— Work task —
Look through the listing below, and wherever a line has the string "true", pull it out.

— Material for this exercise —
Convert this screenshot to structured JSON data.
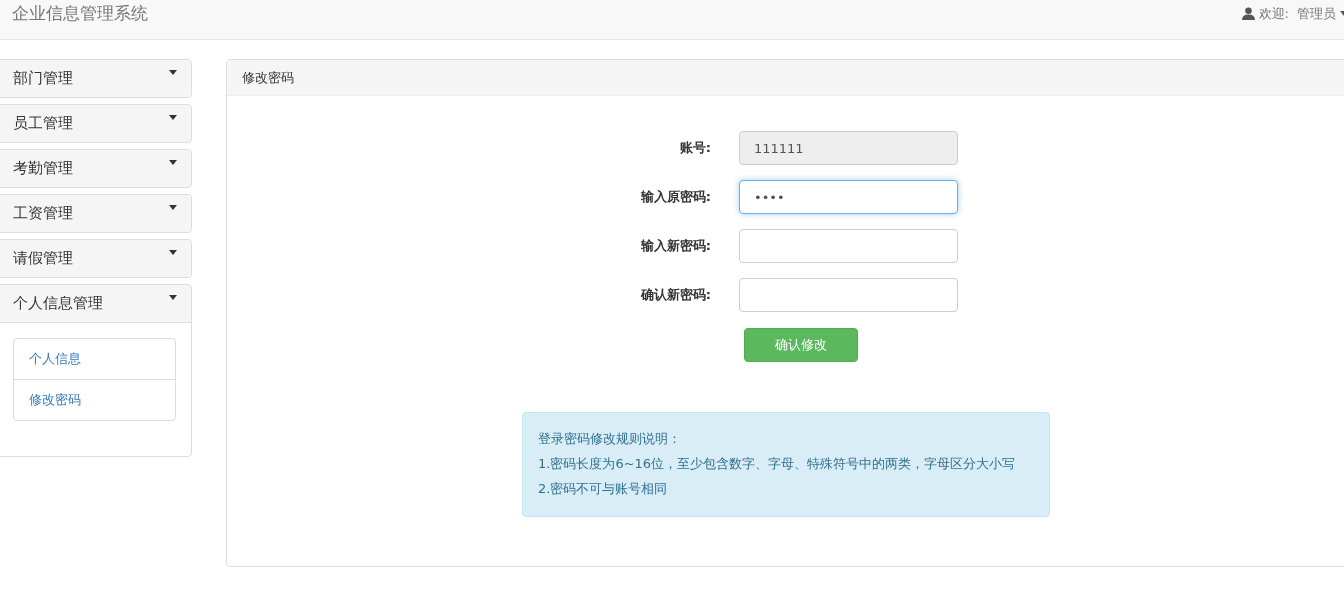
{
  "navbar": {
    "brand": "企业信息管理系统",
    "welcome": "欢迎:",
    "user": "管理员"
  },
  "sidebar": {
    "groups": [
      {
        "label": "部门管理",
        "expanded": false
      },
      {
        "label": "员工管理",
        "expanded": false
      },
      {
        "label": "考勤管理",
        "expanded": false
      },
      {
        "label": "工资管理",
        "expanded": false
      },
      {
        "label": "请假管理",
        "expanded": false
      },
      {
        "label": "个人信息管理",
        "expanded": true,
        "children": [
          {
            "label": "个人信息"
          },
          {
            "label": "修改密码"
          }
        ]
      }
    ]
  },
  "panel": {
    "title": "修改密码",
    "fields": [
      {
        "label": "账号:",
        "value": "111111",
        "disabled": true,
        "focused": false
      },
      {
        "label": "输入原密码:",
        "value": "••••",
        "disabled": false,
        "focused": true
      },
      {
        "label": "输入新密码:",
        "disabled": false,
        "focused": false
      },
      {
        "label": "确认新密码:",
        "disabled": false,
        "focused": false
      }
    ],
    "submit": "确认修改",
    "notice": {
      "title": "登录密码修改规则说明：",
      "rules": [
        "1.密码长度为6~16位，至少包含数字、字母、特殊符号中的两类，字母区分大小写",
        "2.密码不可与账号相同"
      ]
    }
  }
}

— Result of this task —
        "expanded": true,
        "disabled": true,
        "focused": true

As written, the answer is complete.